== Data extract ==

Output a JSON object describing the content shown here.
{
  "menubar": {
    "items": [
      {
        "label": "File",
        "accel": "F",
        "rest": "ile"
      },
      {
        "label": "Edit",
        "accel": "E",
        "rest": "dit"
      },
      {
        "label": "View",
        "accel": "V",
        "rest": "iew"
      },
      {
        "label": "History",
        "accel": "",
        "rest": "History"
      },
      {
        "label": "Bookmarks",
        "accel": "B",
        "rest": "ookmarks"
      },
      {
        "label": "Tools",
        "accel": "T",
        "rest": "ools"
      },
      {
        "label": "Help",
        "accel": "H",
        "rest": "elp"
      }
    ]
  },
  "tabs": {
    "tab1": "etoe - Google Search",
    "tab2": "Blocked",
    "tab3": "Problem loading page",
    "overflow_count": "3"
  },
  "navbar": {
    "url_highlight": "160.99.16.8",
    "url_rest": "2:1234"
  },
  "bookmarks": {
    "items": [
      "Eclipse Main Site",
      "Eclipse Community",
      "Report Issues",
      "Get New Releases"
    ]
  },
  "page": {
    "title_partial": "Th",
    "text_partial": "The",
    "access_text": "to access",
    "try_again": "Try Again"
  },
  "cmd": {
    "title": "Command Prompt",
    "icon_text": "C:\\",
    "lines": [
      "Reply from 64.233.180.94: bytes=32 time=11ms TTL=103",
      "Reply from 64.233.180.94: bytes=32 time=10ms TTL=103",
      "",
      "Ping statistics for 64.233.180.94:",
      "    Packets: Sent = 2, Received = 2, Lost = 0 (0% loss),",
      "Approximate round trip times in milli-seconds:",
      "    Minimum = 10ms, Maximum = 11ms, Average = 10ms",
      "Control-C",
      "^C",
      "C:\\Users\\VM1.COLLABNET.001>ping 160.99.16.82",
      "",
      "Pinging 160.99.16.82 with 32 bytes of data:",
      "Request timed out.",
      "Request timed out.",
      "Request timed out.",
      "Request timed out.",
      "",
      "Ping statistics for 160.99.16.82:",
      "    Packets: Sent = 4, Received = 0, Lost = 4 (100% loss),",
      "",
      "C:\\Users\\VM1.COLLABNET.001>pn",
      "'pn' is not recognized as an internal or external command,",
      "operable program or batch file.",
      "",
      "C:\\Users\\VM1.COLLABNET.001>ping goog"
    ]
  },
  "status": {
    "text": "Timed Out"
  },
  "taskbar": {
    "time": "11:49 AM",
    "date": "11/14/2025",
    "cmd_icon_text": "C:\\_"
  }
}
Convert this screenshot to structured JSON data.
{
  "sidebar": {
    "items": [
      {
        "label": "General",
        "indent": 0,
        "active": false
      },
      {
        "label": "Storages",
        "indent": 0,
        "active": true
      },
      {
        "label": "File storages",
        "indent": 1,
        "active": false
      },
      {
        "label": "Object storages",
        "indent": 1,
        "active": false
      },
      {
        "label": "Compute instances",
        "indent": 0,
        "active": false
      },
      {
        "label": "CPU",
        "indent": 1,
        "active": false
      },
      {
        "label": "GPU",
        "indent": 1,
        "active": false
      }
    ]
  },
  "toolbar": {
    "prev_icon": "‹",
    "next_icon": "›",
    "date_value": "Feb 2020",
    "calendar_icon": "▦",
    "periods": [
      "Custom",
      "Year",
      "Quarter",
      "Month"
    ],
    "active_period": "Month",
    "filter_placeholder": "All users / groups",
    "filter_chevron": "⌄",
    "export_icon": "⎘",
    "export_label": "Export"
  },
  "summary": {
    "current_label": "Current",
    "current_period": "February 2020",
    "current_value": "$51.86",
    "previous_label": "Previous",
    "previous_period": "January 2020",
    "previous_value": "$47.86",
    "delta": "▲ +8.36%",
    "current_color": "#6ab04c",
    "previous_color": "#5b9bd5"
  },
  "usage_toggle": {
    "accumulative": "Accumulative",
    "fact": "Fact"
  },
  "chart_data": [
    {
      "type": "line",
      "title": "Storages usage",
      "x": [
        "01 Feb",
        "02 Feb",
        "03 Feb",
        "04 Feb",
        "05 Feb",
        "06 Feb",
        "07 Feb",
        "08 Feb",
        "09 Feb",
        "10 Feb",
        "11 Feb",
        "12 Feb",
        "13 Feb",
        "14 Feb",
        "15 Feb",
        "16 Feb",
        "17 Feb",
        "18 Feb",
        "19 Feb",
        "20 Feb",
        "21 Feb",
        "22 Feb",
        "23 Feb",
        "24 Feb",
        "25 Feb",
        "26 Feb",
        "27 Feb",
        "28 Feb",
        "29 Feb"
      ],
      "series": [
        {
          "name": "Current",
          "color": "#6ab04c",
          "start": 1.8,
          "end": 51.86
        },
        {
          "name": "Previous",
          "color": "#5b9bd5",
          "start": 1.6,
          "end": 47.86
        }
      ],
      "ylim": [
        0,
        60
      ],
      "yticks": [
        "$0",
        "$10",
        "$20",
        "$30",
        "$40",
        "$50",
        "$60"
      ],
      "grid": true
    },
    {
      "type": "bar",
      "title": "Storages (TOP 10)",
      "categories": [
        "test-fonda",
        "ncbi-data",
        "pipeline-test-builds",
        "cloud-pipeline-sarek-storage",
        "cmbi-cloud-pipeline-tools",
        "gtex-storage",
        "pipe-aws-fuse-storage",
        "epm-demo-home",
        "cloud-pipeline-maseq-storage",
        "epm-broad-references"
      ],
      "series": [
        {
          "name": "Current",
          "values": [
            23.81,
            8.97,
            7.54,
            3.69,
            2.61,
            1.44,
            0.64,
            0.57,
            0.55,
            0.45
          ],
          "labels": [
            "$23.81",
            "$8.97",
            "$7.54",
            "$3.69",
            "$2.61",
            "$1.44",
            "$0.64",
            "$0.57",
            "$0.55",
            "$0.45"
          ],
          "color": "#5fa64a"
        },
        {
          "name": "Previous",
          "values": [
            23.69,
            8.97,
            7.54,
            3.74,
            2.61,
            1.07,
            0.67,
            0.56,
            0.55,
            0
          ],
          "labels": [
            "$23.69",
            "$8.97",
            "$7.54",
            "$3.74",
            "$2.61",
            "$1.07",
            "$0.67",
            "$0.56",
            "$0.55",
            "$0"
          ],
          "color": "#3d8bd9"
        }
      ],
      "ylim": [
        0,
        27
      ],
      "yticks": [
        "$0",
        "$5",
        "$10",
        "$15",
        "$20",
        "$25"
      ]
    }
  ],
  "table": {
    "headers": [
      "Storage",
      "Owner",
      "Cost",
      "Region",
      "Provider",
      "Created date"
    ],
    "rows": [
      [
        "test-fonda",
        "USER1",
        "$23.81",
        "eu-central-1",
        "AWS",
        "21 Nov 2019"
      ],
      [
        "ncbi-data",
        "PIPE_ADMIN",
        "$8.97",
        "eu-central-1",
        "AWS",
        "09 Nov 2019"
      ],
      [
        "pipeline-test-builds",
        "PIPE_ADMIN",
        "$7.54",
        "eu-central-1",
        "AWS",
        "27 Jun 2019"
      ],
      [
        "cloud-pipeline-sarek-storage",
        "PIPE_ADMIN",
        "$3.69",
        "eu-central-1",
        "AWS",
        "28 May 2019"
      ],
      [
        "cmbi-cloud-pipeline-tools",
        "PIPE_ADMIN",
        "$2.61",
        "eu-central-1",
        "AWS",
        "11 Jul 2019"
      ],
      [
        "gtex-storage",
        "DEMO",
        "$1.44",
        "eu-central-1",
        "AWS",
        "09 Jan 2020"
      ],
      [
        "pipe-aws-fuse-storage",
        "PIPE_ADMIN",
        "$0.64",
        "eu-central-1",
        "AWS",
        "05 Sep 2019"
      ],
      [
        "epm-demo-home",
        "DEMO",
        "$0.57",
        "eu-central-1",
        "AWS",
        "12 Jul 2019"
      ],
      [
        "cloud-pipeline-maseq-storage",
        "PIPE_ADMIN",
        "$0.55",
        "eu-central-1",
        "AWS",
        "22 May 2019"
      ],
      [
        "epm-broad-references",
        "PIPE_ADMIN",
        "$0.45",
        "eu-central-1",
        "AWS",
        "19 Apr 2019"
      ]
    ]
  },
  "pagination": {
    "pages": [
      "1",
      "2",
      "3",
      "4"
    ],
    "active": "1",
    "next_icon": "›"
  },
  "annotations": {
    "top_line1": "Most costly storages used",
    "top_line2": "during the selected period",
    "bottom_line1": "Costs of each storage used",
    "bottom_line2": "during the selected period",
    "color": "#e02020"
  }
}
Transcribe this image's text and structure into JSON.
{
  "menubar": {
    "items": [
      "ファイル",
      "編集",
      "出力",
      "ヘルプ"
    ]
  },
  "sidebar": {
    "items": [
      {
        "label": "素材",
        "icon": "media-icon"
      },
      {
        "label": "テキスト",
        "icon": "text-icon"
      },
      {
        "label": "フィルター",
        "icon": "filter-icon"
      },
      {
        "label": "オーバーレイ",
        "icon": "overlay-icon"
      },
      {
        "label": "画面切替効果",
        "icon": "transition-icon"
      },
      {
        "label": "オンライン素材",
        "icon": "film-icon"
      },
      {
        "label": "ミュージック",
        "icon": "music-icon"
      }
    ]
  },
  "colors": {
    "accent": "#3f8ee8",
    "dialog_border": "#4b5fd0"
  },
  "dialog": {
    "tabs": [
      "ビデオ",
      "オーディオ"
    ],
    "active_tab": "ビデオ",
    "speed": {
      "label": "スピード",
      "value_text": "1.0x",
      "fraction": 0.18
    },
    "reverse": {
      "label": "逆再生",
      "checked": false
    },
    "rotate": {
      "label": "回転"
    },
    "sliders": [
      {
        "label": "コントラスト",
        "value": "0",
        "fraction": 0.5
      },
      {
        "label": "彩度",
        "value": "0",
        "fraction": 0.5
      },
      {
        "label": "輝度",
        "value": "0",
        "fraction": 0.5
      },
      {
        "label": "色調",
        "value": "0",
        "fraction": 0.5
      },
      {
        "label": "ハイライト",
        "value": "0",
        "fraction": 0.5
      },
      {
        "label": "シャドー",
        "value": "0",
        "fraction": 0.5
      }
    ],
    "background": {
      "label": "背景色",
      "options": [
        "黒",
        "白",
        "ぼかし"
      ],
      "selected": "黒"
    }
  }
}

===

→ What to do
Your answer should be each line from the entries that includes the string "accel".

→ Solution to this task
        "accel": "F",
        "accel": "E",
        "accel": "V",
        "accel": "",
        "accel": "B",
        "accel": "T",
        "accel": "H",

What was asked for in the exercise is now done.